The following was first published by The Maritime Executive, the largest business journal in the maritime industry, reaching 127 countries. Gawthrop Greenwood partner Sandy Knapp is a Maritime Executive author.
The new case involves a fish processor vessel named America’s Finest under construction in the state of Washington. Certain “cold-formed” steel plates were already installed as part of the hull and the cold-forming process was conducted overseas. A U.S. shipyard requested coastwise and fisheries trade status for the vessel, and was just denied by the U.S. Coast Guard.
The U.S. Coast Guard regulatory limitation provides that only 1.5 percent of a vessel’s steel weight may consist of foreign fabricated components. Steel plates sourced overseas but not “fabricated” overseas may be used without such a limitation. But in this case, the U.S. Coast Guard relied on precedent and numerous past determinations that “cold-forming” is considered fabrication of steel and is therefore subject to the 1.5 percent standard. The foreign fabricated steel weight in this case exceeds 1.5 percent.
America’s Finest is, therefore, not eligible for coastwise or fisheries trade status under the U.S. Coast Guard regulations and interpretation.
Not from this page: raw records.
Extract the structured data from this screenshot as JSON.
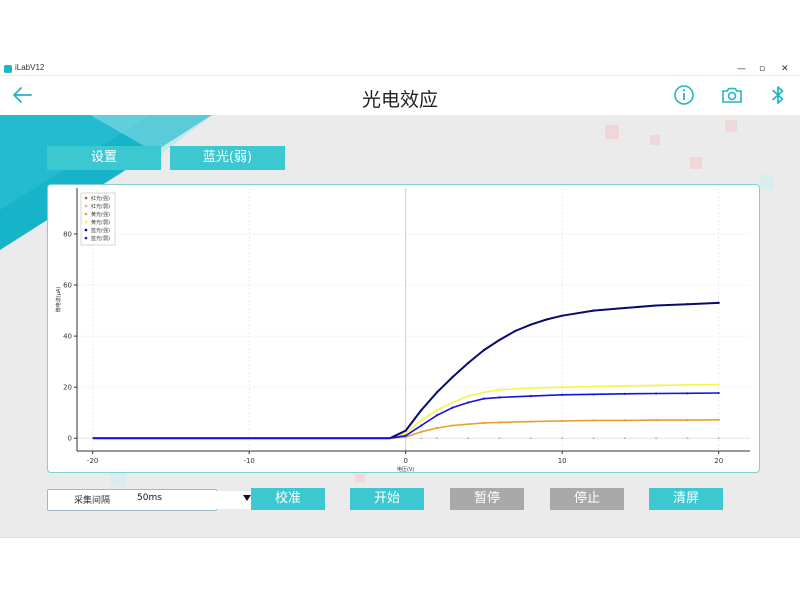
{
  "window": {
    "app_name": "iLabV12",
    "minimize": "—",
    "maximize": "▫",
    "close": "✕"
  },
  "header": {
    "title": "光电效应",
    "back_icon": "arrow-left-icon",
    "icons": [
      "info-icon",
      "camera-icon",
      "bluetooth-icon"
    ]
  },
  "tabs": {
    "settings_label": "设置",
    "light_label": "蓝光(弱)"
  },
  "controls": {
    "interval_label": "采集间隔",
    "interval_value": "50ms",
    "calibrate_label": "校准",
    "start_label": "开始",
    "pause_label": "暂停",
    "stop_label": "停止",
    "clear_label": "清屏"
  },
  "colors": {
    "accent": "#3cc8d0",
    "disabled": "#a9a9a9",
    "panel_border": "#7fd1d6",
    "banner": "#17b4c9"
  },
  "chart_data": {
    "type": "scatter",
    "xlabel": "电压(V)",
    "ylabel": "微电流(μA)",
    "xlim": [
      -21,
      22
    ],
    "ylim": [
      -5,
      98
    ],
    "x_ticks": [
      -20,
      -10,
      0,
      10,
      20
    ],
    "y_ticks": [
      0,
      20,
      40,
      60,
      80
    ],
    "x_tick_labels": [
      "-20",
      "-10",
      "0",
      "10",
      "20"
    ],
    "y_tick_labels": [
      "0",
      "20",
      "40",
      "60",
      "80"
    ],
    "grid": true,
    "legend_position": "top-left",
    "series": [
      {
        "name": "红光(强)",
        "color": "#e8403a",
        "x": [
          1,
          2,
          4,
          6,
          8,
          10,
          12,
          14,
          16,
          18,
          20
        ],
        "y": [
          0,
          0,
          0,
          0,
          0,
          0,
          0,
          0,
          0,
          0,
          0
        ]
      },
      {
        "name": "红光(弱)",
        "color": "#f5a3a3",
        "x": [
          1,
          2,
          4,
          6,
          8,
          10,
          12,
          14,
          16,
          18,
          20
        ],
        "y": [
          0,
          0,
          0,
          0,
          0,
          0,
          0,
          0,
          0,
          0,
          0
        ]
      },
      {
        "name": "黄光(强)",
        "color": "#e8a030",
        "x": [
          -20,
          -1,
          0,
          1,
          2,
          3,
          4,
          5,
          6,
          8,
          10,
          12,
          14,
          16,
          18,
          20
        ],
        "y": [
          0,
          0,
          0.5,
          2.5,
          4,
          5,
          5.5,
          6,
          6.2,
          6.5,
          6.8,
          7,
          7,
          7.1,
          7.1,
          7.2
        ]
      },
      {
        "name": "黄光(弱)",
        "color": "#f5f548",
        "x": [
          -20,
          -1,
          0,
          1,
          2,
          3,
          4,
          5,
          6,
          8,
          10,
          12,
          14,
          16,
          18,
          20
        ],
        "y": [
          0,
          0,
          2,
          7,
          11,
          14,
          16.5,
          18,
          19,
          19.6,
          20,
          20.3,
          20.5,
          20.7,
          20.9,
          21
        ]
      },
      {
        "name": "蓝光(强)",
        "color": "#0a0a6e",
        "x": [
          -20,
          -1,
          0,
          1,
          2,
          3,
          4,
          5,
          6,
          7,
          8,
          9,
          10,
          12,
          14,
          16,
          18,
          20
        ],
        "y": [
          0,
          0,
          3,
          11,
          18,
          24,
          29.5,
          34.5,
          38.5,
          42,
          44.5,
          46.5,
          48,
          50,
          51,
          52,
          52.5,
          53
        ]
      },
      {
        "name": "蓝光(弱)",
        "color": "#1414d8",
        "x": [
          -20,
          -1,
          0,
          1,
          2,
          3,
          4,
          5,
          6,
          8,
          10,
          12,
          14,
          16,
          18,
          20
        ],
        "y": [
          0,
          0,
          1,
          5,
          9,
          12,
          14,
          15.5,
          16,
          16.5,
          17,
          17.2,
          17.4,
          17.5,
          17.6,
          17.7
        ]
      }
    ]
  }
}
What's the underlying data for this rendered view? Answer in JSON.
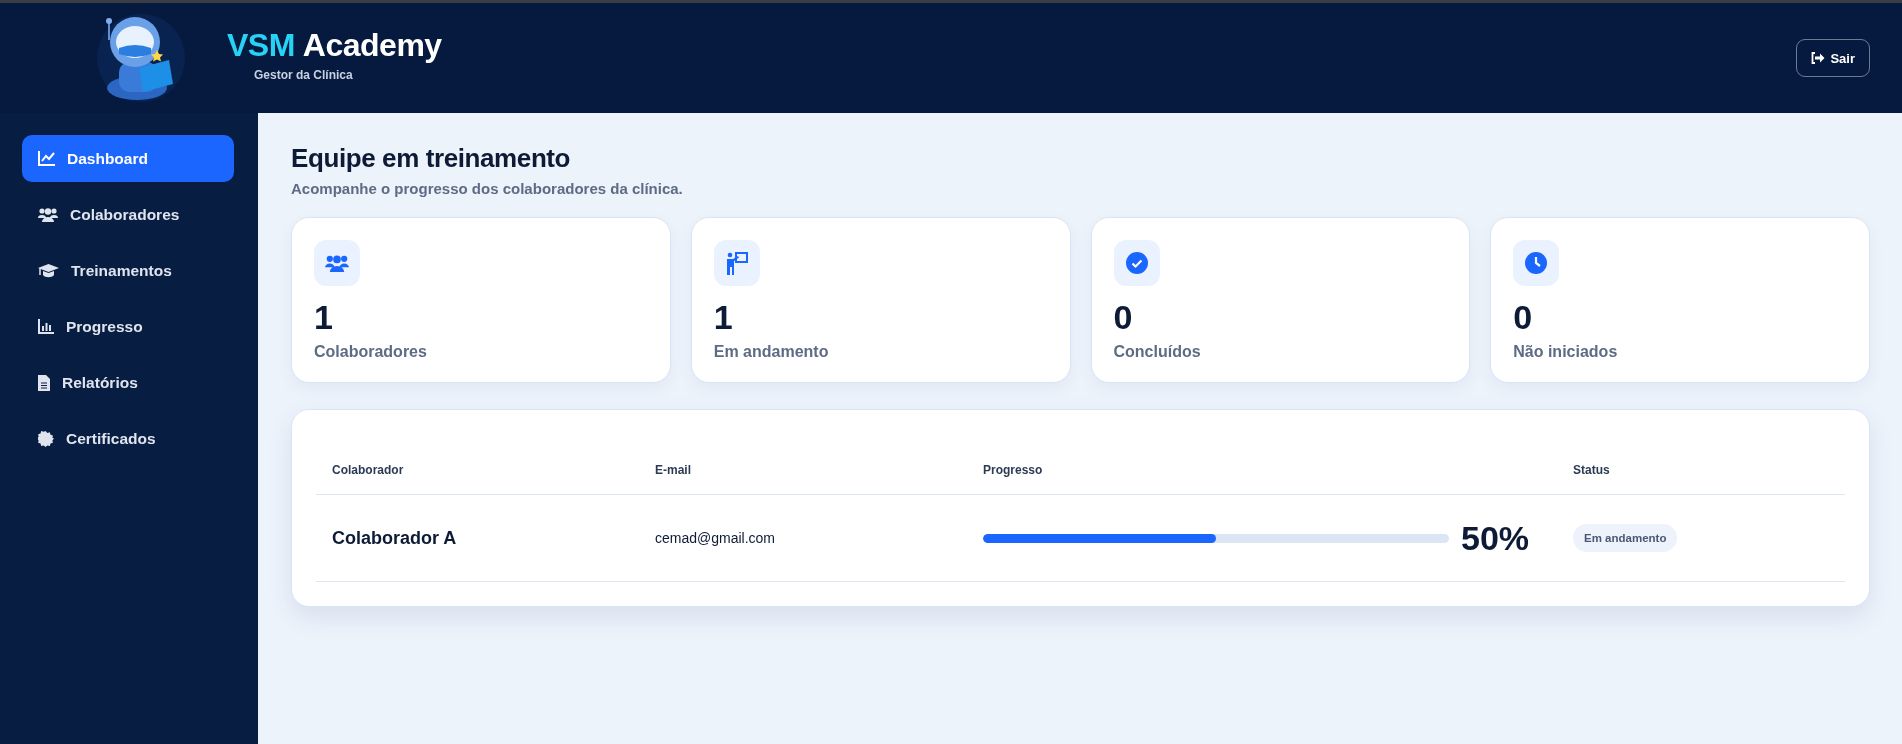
{
  "header": {
    "brand_accent": "VSM",
    "brand_name": "Academy",
    "subtitle": "Gestor da Clínica",
    "logout": "Sair"
  },
  "sidebar": {
    "items": [
      {
        "label": "Dashboard",
        "selected": true
      },
      {
        "label": "Colaboradores",
        "selected": false
      },
      {
        "label": "Treinamentos",
        "selected": false
      },
      {
        "label": "Progresso",
        "selected": false
      },
      {
        "label": "Relatórios",
        "selected": false
      },
      {
        "label": "Certificados",
        "selected": false
      }
    ]
  },
  "page": {
    "title": "Equipe em treinamento",
    "subtitle": "Acompanhe o progresso dos colaboradores da clínica."
  },
  "stats": [
    {
      "value": "1",
      "label": "Colaboradores"
    },
    {
      "value": "1",
      "label": "Em andamento"
    },
    {
      "value": "0",
      "label": "Concluídos"
    },
    {
      "value": "0",
      "label": "Não iniciados"
    }
  ],
  "table": {
    "columns": [
      "Colaborador",
      "E-mail",
      "Progresso",
      "Status"
    ],
    "rows": [
      {
        "name": "Colaborador A",
        "email": "cemad@gmail.com",
        "level": 0.5,
        "percent": "50%",
        "status": "Em andamento"
      }
    ]
  }
}
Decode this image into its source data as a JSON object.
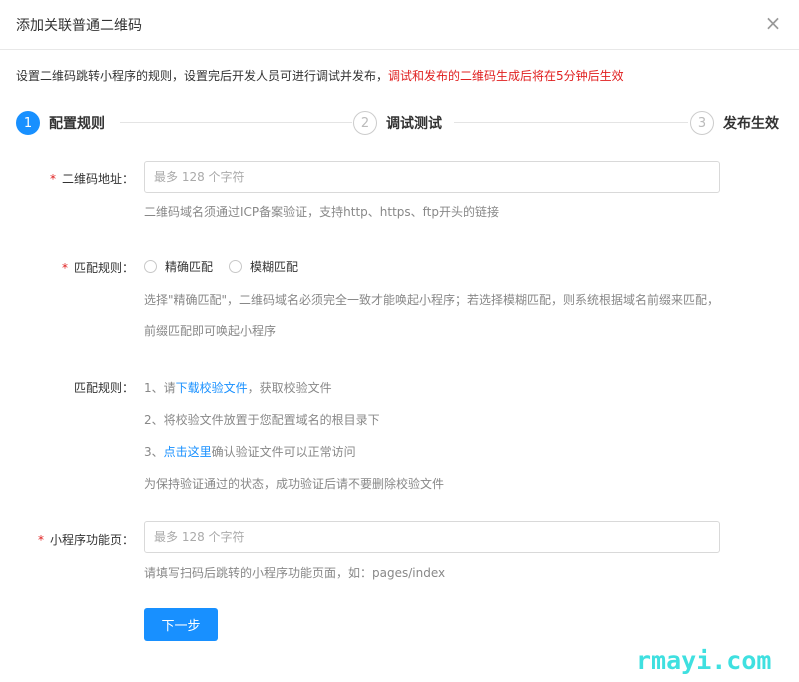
{
  "dialog": {
    "title": "添加关联普通二维码",
    "close_glyph": "×"
  },
  "notice": {
    "text": "设置二维码跳转小程序的规则，设置完后开发人员可进行调试并发布，",
    "warning": "调试和发布的二维码生成后将在5分钟后生效"
  },
  "steps": [
    {
      "number": "1",
      "label": "配置规则",
      "active": true
    },
    {
      "number": "2",
      "label": "调试测试",
      "active": false
    },
    {
      "number": "3",
      "label": "发布生效",
      "active": false
    }
  ],
  "form": {
    "required_mark": "*",
    "qr_address": {
      "label": "二维码地址：",
      "placeholder": "最多 128 个字符",
      "value": "",
      "hint": "二维码域名须通过ICP备案验证，支持http、https、ftp开头的链接"
    },
    "match_rule": {
      "label": "匹配规则：",
      "options": [
        "精确匹配",
        "模糊匹配"
      ],
      "hint_line1": "选择\"精确匹配\"，二维码域名必须完全一致才能唤起小程序；若选择模糊匹配，则系统根据域名前缀来匹配，",
      "hint_line2": "前缀匹配即可唤起小程序"
    },
    "verify_rule": {
      "label": "匹配规则：",
      "step1_prefix": "1、请",
      "step1_link": "下载校验文件",
      "step1_suffix": "，获取校验文件",
      "step2": "2、将校验文件放置于您配置域名的根目录下",
      "step3_prefix": "3、",
      "step3_link": "点击这里",
      "step3_suffix": "确认验证文件可以正常访问",
      "note": "为保持验证通过的状态，成功验证后请不要删除校验文件"
    },
    "mini_page": {
      "label": "小程序功能页：",
      "placeholder": "最多 128 个字符",
      "value": "",
      "hint": "请填写扫码后跳转的小程序功能页面，如：pages/index"
    },
    "next_button": "下一步"
  },
  "watermark": "rmayi.com",
  "colors": {
    "primary": "#1890ff",
    "required": "#e02020",
    "hint": "#888888",
    "watermark": "#3fe0e0"
  }
}
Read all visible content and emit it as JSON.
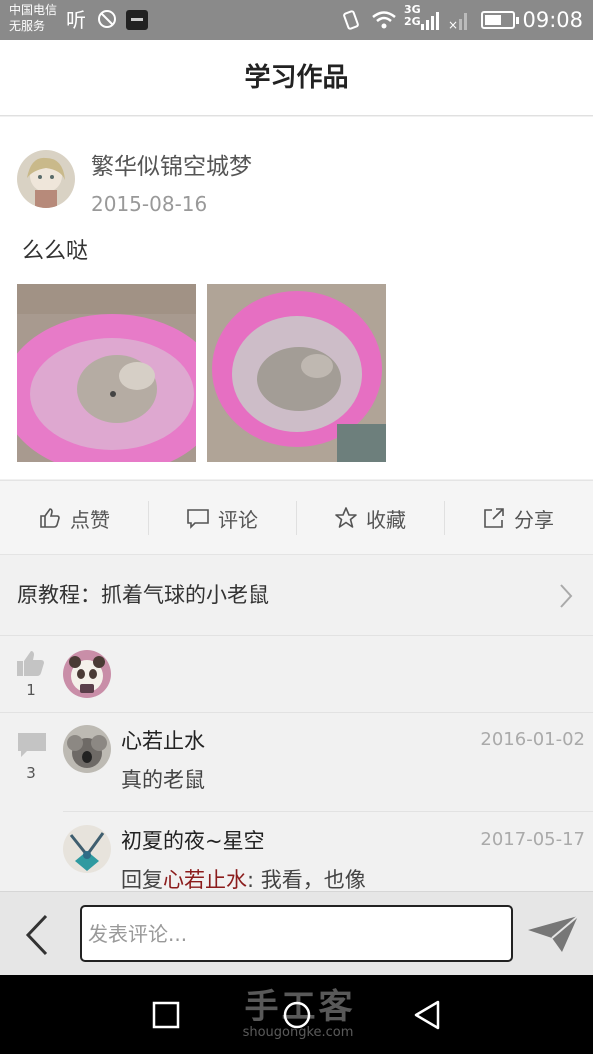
{
  "status_bar": {
    "carrier_line1": "中国电信",
    "carrier_line2": "无服务",
    "hd_label": "听",
    "net_label": "3G\n2G",
    "time": "09:08",
    "battery_level": 0.6
  },
  "header": {
    "title": "学习作品"
  },
  "post": {
    "author": "繁华似锦空城梦",
    "date": "2015-08-16",
    "text": "么么哒"
  },
  "actions": [
    {
      "label": "点赞",
      "icon": "thumbs-up-icon"
    },
    {
      "label": "评论",
      "icon": "comment-icon"
    },
    {
      "label": "收藏",
      "icon": "star-icon"
    },
    {
      "label": "分享",
      "icon": "share-icon"
    }
  ],
  "tutorial": {
    "label": "原教程：抓着气球的小老鼠"
  },
  "likes": {
    "count": "1"
  },
  "comments": {
    "count": "3",
    "items": [
      {
        "name": "心若止水",
        "date": "2016-01-02",
        "text": "真的老鼠"
      },
      {
        "name": "初夏的夜~星空",
        "date": "2017-05-17",
        "reply_prefix": "回复",
        "reply_to": "心若止水",
        "reply_text": ": 我看，也像"
      }
    ]
  },
  "input": {
    "placeholder": "发表评论..."
  },
  "watermark": {
    "main": "手工客",
    "sub": "shougongke.com"
  },
  "colors": {
    "reply_link": "#8b1c1c",
    "photo_pink": "#e86fc3"
  }
}
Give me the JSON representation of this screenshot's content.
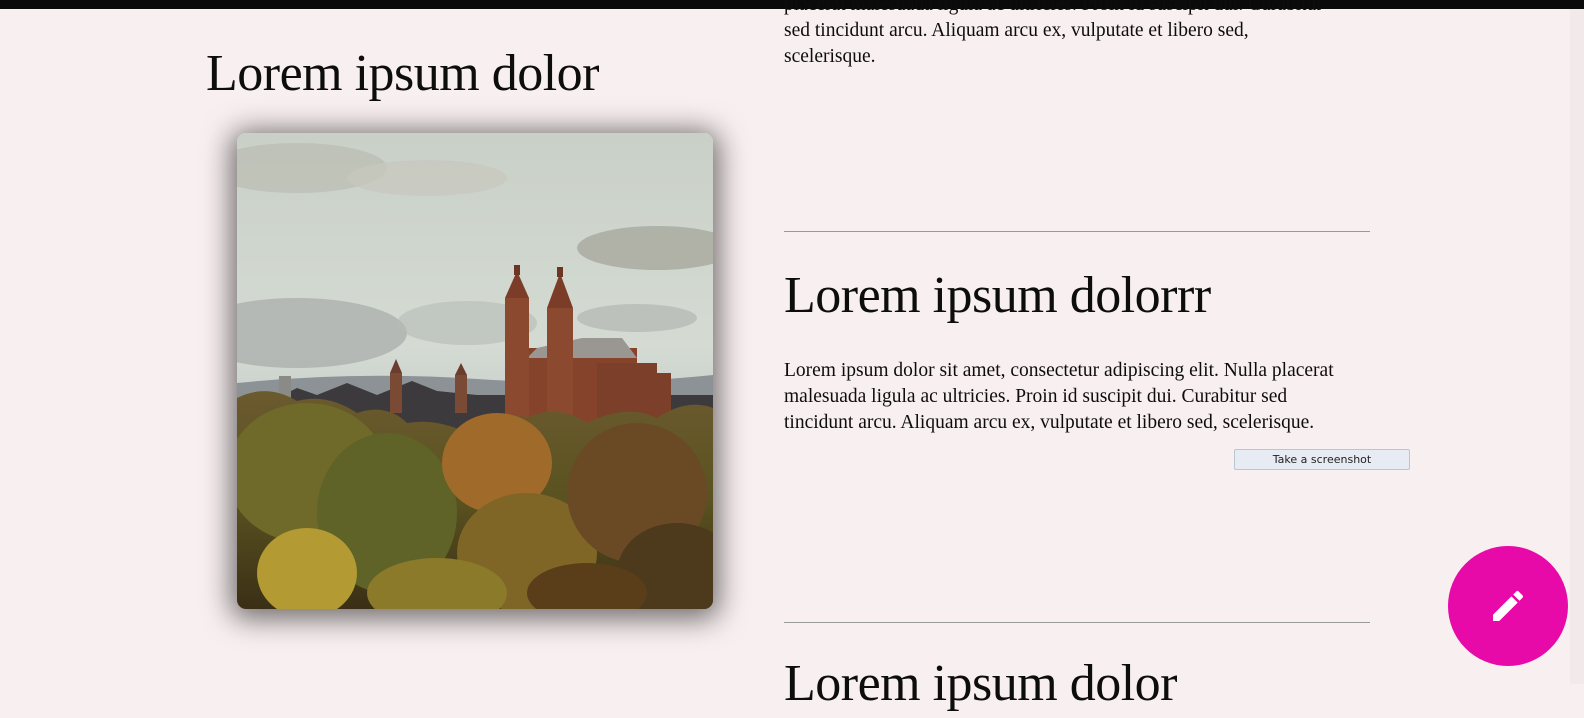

The U.S. shipyard in this case is also seeking a waiver of U.S. build requirements through a legislative process, and will presumably continue to pursue it.